::: Material for this exercise

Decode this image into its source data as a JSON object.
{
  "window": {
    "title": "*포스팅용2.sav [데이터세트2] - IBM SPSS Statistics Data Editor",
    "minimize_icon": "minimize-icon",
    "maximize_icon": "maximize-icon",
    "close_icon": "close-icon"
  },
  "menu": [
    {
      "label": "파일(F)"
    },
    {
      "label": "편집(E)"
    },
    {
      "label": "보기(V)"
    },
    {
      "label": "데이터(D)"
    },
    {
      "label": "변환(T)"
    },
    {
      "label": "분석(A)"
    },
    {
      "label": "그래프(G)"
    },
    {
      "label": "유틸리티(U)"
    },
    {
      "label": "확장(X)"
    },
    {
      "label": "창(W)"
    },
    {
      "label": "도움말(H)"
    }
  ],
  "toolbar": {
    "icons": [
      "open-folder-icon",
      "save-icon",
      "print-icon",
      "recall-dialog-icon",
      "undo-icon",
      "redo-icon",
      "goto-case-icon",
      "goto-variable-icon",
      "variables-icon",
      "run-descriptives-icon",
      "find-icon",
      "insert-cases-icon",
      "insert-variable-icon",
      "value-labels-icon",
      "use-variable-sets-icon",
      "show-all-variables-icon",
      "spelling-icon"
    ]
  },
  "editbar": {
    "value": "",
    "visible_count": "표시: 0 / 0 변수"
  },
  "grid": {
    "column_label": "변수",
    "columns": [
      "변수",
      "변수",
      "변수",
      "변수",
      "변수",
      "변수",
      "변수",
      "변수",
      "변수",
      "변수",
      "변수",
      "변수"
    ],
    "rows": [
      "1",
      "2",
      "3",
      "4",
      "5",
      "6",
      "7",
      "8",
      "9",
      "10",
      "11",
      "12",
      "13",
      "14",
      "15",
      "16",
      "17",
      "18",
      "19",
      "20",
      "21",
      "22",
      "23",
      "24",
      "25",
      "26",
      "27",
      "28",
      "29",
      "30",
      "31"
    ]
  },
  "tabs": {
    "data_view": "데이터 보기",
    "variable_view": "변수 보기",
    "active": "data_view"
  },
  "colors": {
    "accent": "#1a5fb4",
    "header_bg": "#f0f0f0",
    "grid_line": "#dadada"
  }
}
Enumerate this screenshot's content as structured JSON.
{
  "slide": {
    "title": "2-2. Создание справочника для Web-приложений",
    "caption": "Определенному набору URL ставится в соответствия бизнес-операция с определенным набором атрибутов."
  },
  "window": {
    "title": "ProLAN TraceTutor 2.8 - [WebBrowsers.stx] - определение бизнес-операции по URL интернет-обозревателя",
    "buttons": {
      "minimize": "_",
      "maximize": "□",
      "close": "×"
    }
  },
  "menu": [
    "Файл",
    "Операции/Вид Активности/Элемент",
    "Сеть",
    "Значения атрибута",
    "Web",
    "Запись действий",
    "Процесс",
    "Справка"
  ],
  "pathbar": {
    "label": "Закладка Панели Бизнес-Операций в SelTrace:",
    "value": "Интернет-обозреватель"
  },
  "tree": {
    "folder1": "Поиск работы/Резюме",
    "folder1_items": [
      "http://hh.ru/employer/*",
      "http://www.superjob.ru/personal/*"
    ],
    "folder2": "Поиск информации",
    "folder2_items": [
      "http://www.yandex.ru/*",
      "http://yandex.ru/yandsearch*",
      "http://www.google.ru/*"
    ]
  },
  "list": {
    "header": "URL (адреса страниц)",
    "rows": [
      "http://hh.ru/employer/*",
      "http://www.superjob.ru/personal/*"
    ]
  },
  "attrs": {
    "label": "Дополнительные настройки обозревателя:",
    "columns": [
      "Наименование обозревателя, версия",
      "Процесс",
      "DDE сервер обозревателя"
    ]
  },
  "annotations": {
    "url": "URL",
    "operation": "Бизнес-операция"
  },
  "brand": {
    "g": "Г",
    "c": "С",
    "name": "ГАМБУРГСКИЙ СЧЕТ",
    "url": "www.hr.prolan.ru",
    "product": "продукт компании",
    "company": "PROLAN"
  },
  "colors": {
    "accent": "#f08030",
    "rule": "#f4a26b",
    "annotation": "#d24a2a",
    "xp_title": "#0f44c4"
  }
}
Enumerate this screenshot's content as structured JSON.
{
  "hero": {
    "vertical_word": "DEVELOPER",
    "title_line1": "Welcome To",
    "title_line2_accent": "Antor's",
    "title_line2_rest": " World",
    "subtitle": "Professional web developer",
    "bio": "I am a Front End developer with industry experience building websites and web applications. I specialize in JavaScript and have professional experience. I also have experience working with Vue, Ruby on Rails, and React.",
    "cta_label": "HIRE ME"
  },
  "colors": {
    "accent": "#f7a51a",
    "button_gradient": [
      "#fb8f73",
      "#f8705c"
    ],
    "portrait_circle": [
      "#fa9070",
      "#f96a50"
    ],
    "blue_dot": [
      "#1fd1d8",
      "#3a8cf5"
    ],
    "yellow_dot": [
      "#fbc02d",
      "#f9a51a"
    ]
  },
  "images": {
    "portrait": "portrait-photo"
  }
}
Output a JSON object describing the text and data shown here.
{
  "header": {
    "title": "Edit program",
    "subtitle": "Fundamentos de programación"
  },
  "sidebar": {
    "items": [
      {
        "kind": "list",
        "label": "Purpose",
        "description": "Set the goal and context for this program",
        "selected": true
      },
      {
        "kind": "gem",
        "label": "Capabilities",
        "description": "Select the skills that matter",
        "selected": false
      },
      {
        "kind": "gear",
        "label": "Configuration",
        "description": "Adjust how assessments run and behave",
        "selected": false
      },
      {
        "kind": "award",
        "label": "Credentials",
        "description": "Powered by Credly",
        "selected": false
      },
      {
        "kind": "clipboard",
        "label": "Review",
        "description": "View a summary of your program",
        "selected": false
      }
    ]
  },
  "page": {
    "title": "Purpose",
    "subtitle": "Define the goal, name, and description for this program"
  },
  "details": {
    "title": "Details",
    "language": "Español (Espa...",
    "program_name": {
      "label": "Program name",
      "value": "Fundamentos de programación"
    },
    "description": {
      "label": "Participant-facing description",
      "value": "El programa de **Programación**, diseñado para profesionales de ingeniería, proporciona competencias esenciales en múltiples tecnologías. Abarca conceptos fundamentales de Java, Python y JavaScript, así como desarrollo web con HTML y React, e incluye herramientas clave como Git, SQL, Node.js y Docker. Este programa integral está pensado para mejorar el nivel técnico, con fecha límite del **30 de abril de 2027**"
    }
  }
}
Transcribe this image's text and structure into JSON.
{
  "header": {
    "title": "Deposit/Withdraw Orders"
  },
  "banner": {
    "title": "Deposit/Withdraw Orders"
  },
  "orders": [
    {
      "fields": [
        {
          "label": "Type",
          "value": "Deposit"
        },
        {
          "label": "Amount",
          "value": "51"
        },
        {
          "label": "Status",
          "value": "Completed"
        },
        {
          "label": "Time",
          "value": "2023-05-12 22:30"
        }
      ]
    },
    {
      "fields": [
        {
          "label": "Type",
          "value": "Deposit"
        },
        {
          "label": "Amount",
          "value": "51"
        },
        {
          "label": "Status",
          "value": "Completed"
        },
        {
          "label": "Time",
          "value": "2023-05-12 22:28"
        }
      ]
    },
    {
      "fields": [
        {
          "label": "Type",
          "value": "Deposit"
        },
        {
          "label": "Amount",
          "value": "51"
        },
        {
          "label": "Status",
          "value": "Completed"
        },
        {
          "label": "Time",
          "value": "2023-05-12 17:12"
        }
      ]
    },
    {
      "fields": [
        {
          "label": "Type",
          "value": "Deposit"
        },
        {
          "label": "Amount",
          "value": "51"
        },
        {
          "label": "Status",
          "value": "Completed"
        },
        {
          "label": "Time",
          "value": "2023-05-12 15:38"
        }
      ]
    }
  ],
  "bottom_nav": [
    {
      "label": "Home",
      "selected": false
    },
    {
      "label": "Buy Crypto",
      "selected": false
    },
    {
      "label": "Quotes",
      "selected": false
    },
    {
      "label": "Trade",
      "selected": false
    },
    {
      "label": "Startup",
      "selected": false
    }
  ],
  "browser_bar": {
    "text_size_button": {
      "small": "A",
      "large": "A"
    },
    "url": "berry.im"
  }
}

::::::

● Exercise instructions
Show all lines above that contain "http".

● Result for this exercise
      "http://hh.ru/employer/*",
      "http://www.superjob.ru/personal/*"
      "http://www.yandex.ru/*",
      "http://yandex.ru/yandsearch*",
      "http://www.google.ru/*"
      "http://hh.ru/employer/*",
      "http://www.superjob.ru/personal/*"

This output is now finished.